We had the best paella at El Patio Bodega in Malaga, and just by pure luck. We came from the nearby Bodega Bar El Pimpi (post coming soon), the first place we tried upon arrival in Malaga. But their hot food wasn’t going to be served until later that evening, and we were told that there would be no paella. We had some anchovies and sangria and looked for a place for dinner. We had to have paella. That’s the reason we were in Spain!
Oh my. Seafood paella.

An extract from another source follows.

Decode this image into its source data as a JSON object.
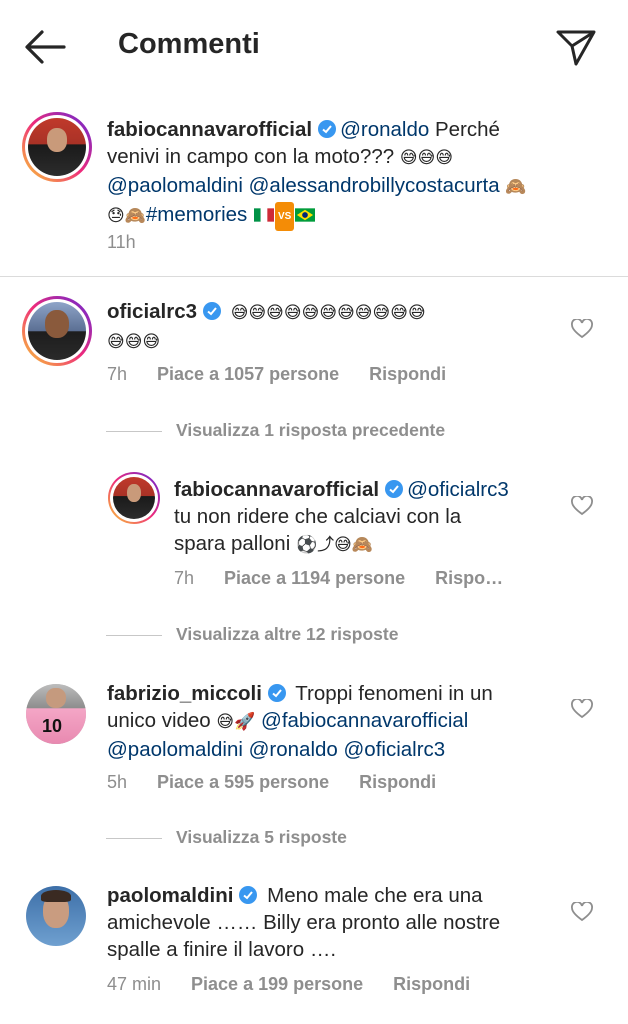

I’ve got some nerve declaring their paella the best, when we had many others we were very happy about. I especially enjoyed El Patio’s paella because it was the only one that was served to us in a perfect al dente, a point that from experience is not only hard to achieve but also disappears within a few more minutes exposure to heat. Other than its consistency, the rice was still very moist with broth that settled in the bottom of the pan, and one whose flavor was infused with saffron and flavors of the ocean. Flavors of shellfish and mollusk dominated the dish, leaving no doubt as to the base of the sauce. Our server told us that their paella recently won 2nd prize in a contest, beaten only by a chef from Malaga who worked in Las Vegas(?) Continue reading
The crowd at the bar, and the ladies who tipped us to get the alcachofa.
A crowd formed outside the restaurant called Bodega Santa Cruz in Seville at noon. We just arrived after a two-hour drive from Malaga and decided that the best thing to do before visiting the sights would be to have lunch. I did not take the buzzing, aggressive crowd placing orders at the bar as inviting, nor did the rest of the group (namely, my sister and her husband). Except that to my wife, a Myers-Briggs ESTP personality (impulsive, charming, live-for-the-moment) who is also a Chinese calendar goat (always in groups), the chaos at Bodega Santa Cruz was the ultimate attraction.
All you need is love.
Gaudi tilework at Parc Guell.
Geometric structures of the ceiling of the Sagrada Familia.
Impressive detail of the Sagrada Familia facade.
A man inside a model of the Sagrada Familia.
Downtown building facade.
Ceiling stonework at Parc Guell.
Parc Guell structures.
The colors of La Boqueria Mercat.
Gerloczy is a neighborhood restaurant on Gerloczy street. Prices are unbelievably cheap, it’s hard to imagine how they can afford it. We found Gerloczy in Time Out Budapest Magazine’s list of best Hungarian food. Here are some things we sampled.
Lentil soup with sour cream and fried prosciutto.
Fried duck breast over greens.
Whole grilled mackerel for 2,300 Hungarian Forints? That’s about 10 bucks!
Hot mulled wine and double hot chocolate.
1052 Budapest, V. Gerlóczy u. 1.
T: (36) (1) 501-4000